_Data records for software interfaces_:
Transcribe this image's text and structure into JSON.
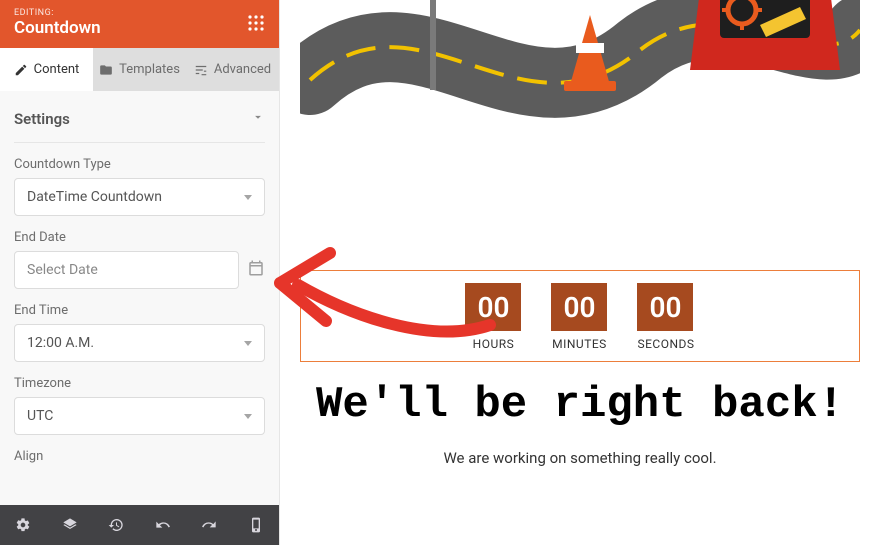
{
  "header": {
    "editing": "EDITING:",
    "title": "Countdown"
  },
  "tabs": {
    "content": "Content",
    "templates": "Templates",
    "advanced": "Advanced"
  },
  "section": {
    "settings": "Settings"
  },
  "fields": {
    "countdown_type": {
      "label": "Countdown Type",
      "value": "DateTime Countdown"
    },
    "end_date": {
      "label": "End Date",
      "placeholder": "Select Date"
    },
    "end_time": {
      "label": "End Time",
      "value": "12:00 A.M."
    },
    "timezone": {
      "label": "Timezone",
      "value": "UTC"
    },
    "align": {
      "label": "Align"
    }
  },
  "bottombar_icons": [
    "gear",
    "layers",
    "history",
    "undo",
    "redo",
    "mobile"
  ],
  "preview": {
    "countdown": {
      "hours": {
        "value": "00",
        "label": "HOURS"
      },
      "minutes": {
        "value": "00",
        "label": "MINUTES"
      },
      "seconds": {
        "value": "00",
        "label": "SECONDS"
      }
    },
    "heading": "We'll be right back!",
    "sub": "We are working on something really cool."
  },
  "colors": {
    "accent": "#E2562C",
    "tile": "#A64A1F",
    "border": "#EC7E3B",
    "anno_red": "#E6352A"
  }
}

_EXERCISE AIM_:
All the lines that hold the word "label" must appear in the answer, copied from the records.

_RESULT OF THIS EXERCISE_:
      "label": "Countdown Type",
      "label": "End Date",
      "label": "End Time",
      "label": "Timezone",
      "label": "Align"
        "label": "HOURS"
        "label": "MINUTES"
        "label": "SECONDS"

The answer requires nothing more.